Ekonomi global tidak mungkin memberikan banyak dukungan kepada Indonesia tahun ini, dengan kelemahan di Jepang, Eropa, dan China, yang merupakan pasar ekspor terbesar di Indonesia. Sementara itu, pemulihan ekonomi di AS diperkirakan akan mendorong Federal Reserve akan menaikkan suku bunga, mengurangi daya tarik aset yang lebih tinggi agar unggul di pasar negara berkembang seperti Indonesia.

"Ini akan menjadi tahun yang sangat sulit secara eksternal," Mari Pangestu, mantan menteri perdagangan Indonesia, mengatakan dalam sebuah wawancara dengan Bloomberg Television, Rabu (3/2).

Penguatan ekonomi AS dan perlambatan pertumbuhan di China adalah "kombinasi yang buruk" bagi Indonesia karena harga komoditas mungkin akan terus jatuh, kata Benedict Bingham, perwakilan residen senior Dana Moneter Internasional di Jakarta.

Selang Waktu
Perombakan ekonomi yang dijanjikan oleh Jokowi akan butuh waktu sehingga bisa bermanfaat.
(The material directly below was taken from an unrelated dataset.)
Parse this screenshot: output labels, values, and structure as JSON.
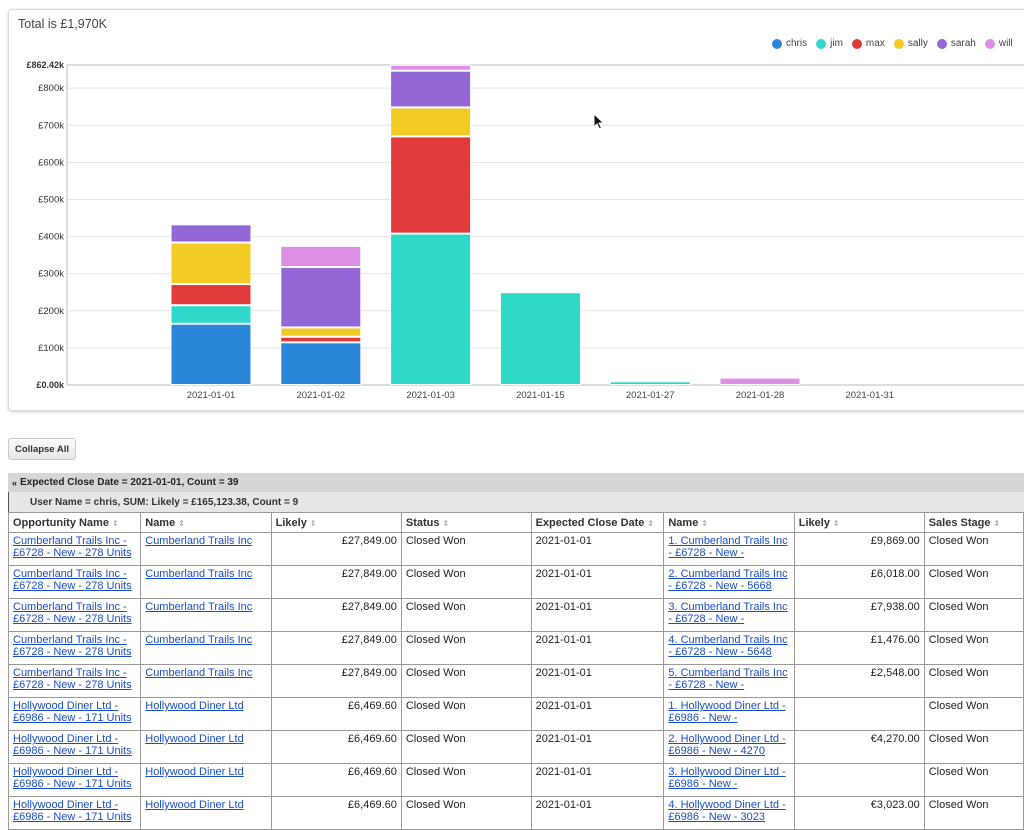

Proyek infrastruktur besar mungkin memerlukan waktu yang cukup panjang. "Apakah kita benar-benar bisa menggelar proyek infrastruktur cukup cepat adalah tanda tanya besar," kata Mari.

Pemerintah juga perlu meninjau kebijakan perdagangan dan ketenagakerjaan, yang terlihat lebih defensif ketimbang fokus pada memenangkan pangsa pasar global, menurut Bingham.

"2015 harus dilihat sebagai tahun yang menjadi dasar bagi strategi jangka menengah yang ditetapkan," katanya. "Ini tidak akan menjadi tahun yang menguntungkan kecuali jika strategi sudah menjadi jelas." ***intan (Sumber: Bloomberg)